Smartphones and tablets now commonly use multiple MEMS mics. How can engineers measure the behavior of these in a meaningful way?

MEMS mics usage is absolutely exploding, with digital interfaces poised to overtake analog in the very near future. Over a billion MEMS mics are being sold this year.

Digital MEMS mics have presented a special problem, as they typically use a PDM (Pulse Density Modulation) format. This is a 1-bit datastream that runs at a very high bitrate, and makes for a very efficient and low cost interface to chipsets. Until now, designers had to feed this output into a home-made decimator to see the audio payload. That's not the case with APx - we've developed a new PDM option that allows mic designers and implementers to both source and sink PDM devices. Instead of seeing only results processed by some outboard box, APx can display everything in the PDM datastream, from audio to the noise shaping above the pass band. This is essential when solving issues with EMI or unwanted aliasing of high frequencies.

We've also included a built-in power supply to make connections quick, easy and reliable, and this power supply can be modulated with standard sine waves and variable-duty square waves to test PSR (Power Supply Rejection) - a key spec for MEMS mics in noisy GSM phone environments.

Where is the focus for Audio Precision going forward?

There is little doubt that the current wave of mobile computing will continue to expand and have an enormous effect upon the audio industry in many dimensions.
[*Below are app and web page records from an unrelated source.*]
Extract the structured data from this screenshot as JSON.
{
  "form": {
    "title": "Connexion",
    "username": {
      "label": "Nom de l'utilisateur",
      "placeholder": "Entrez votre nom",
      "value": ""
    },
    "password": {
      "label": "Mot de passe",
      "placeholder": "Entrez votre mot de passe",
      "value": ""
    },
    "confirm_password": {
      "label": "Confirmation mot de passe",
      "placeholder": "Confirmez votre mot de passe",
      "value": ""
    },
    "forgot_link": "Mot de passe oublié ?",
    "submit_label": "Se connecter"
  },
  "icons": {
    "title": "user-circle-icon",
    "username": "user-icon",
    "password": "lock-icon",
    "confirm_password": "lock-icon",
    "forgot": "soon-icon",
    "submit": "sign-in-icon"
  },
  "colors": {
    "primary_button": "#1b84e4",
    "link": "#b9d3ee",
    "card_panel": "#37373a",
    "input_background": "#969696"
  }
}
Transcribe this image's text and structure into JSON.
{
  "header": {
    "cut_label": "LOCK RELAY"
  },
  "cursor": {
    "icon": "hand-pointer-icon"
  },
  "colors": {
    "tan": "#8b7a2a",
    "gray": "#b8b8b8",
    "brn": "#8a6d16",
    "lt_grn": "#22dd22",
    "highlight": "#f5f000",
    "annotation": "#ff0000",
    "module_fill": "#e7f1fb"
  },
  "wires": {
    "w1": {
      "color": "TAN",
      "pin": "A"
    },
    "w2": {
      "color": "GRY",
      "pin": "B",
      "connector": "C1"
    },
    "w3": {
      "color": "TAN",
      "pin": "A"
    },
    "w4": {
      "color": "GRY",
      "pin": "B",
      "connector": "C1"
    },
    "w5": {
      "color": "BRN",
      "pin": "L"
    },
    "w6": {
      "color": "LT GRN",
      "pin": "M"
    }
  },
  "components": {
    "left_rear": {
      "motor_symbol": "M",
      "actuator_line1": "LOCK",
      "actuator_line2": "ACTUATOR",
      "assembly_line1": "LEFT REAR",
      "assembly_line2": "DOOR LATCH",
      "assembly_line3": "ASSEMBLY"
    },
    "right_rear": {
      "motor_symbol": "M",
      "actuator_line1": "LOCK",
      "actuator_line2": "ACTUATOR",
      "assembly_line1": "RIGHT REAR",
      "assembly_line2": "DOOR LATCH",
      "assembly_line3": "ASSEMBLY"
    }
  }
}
Audio Precision is committed to maintaining our role as the recognized standard in audio test, and we will continue to develop and refine world-class solutions for engineers who are trying to make the world a better sounding place.

Posted by Janine E. Mooney, Editor

March 20, 2012